For years I have worried weekly about how to effectively shape messages from God's Word. You know how it goes: begin with an attention-arresting anecdote, follow with scholarly exegesis peppered with witty, well-timed illustrations, and close with a heart-wrenching final story to lead toward application and call for response.
But I've been gradually growing in my awareness that it's a whole lot more effective, for everyone, when the Word shapes the messenger first.
My transformation in this area has been gradual, but the realization came suddenly. It happened over dinner with our middle child, a college sophomore.

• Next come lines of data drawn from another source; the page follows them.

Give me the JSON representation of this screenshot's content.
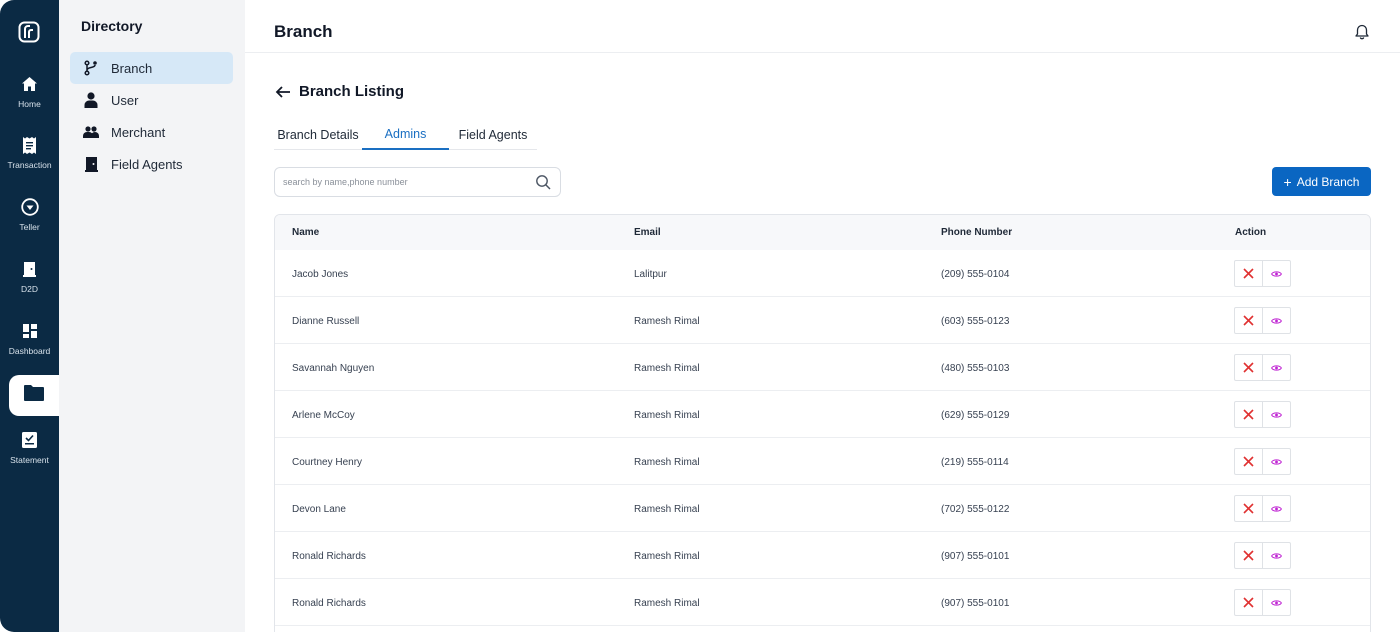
{
  "rail": {
    "items": [
      {
        "label": "Home",
        "icon": "home-icon"
      },
      {
        "label": "Transaction",
        "icon": "receipt-icon"
      },
      {
        "label": "Teller",
        "icon": "teller-icon"
      },
      {
        "label": "D2D",
        "icon": "door-icon"
      },
      {
        "label": "Dashboard",
        "icon": "dashboard-icon"
      },
      {
        "label": "",
        "icon": "folder-icon"
      },
      {
        "label": "Statement",
        "icon": "statement-icon"
      }
    ]
  },
  "directory": {
    "title": "Directory",
    "items": [
      {
        "label": "Branch",
        "icon": "branch-icon"
      },
      {
        "label": "User",
        "icon": "user-icon"
      },
      {
        "label": "Merchant",
        "icon": "merchant-icon"
      },
      {
        "label": "Field Agents",
        "icon": "field-agent-icon"
      }
    ]
  },
  "header": {
    "title": "Branch"
  },
  "subheader": {
    "title": "Branch Listing"
  },
  "tabs": [
    {
      "label": "Branch Details"
    },
    {
      "label": "Admins"
    },
    {
      "label": "Field Agents"
    }
  ],
  "search": {
    "placeholder": "search by name,phone number",
    "value": ""
  },
  "add_button": {
    "label": "Add Branch"
  },
  "table": {
    "columns": [
      "Name",
      "Email",
      "Phone Number",
      "Action"
    ],
    "rows": [
      {
        "name": "Jacob Jones",
        "email": "Lalitpur",
        "phone": "(209) 555-0104"
      },
      {
        "name": "Dianne Russell",
        "email": "Ramesh Rimal",
        "phone": "(603) 555-0123"
      },
      {
        "name": "Savannah Nguyen",
        "email": "Ramesh Rimal",
        "phone": "(480) 555-0103"
      },
      {
        "name": "Arlene McCoy",
        "email": "Ramesh Rimal",
        "phone": "(629) 555-0129"
      },
      {
        "name": "Courtney Henry",
        "email": "Ramesh Rimal",
        "phone": "(219) 555-0114"
      },
      {
        "name": "Devon Lane",
        "email": "Ramesh Rimal",
        "phone": "(702) 555-0122"
      },
      {
        "name": "Ronald Richards",
        "email": "Ramesh Rimal",
        "phone": "(907) 555-0101"
      },
      {
        "name": "Ronald Richards",
        "email": "Ramesh Rimal",
        "phone": "(907) 555-0101"
      }
    ]
  },
  "colors": {
    "rail": "#0b2a44",
    "accent": "#0a66c2",
    "danger": "#e03131",
    "view": "#c026d3"
  }
}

About a month into his fall semester, I drove to his college and took him to dinner at an Italian restaurant off campus. He explained that anything tastes better when it's prepared somewhere other than the cafeteria. As we talked he told me that he'd been assigned to give a five-minute devotional thought at choir the next day.
"Got any ideas?" he asked.
I didn't, but to stall ...1